Your assignment:
Give back the data below exactly as it was given.

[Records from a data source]
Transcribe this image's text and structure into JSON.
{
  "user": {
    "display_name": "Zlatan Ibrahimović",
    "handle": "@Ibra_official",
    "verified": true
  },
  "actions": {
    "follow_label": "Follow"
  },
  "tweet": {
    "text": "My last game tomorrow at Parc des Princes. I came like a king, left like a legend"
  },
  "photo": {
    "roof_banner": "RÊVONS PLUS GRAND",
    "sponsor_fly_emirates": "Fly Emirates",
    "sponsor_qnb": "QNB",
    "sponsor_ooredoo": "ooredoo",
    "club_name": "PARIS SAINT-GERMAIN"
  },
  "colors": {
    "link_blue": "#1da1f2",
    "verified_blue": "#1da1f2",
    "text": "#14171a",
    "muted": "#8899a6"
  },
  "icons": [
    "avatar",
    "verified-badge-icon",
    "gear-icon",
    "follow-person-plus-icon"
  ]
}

Output of the exercise:
Transcribe this image's text and structure into JSON.
{
  "user": {
    "display_name": "Zlatan Ibrahimović",
    "handle": "@Ibra_official",
    "verified": true
  },
  "actions": {
    "follow_label": "Follow"
  },
  "tweet": {
    "text": "My last game tomorrow at Parc des Princes. I came like a king, left like a legend"
  },
  "photo": {
    "roof_banner": "RÊVONS PLUS GRAND",
    "sponsor_fly_emirates": "Fly Emirates",
    "sponsor_qnb": "QNB",
    "sponsor_ooredoo": "ooredoo",
    "club_name": "PARIS SAINT-GERMAIN"
  },
  "colors": {
    "link_blue": "#1da1f2",
    "verified_blue": "#1da1f2",
    "text": "#14171a",
    "muted": "#8899a6"
  },
  "icons": [
    "avatar",
    "verified-badge-icon",
    "gear-icon",
    "follow-person-plus-icon"
  ]
}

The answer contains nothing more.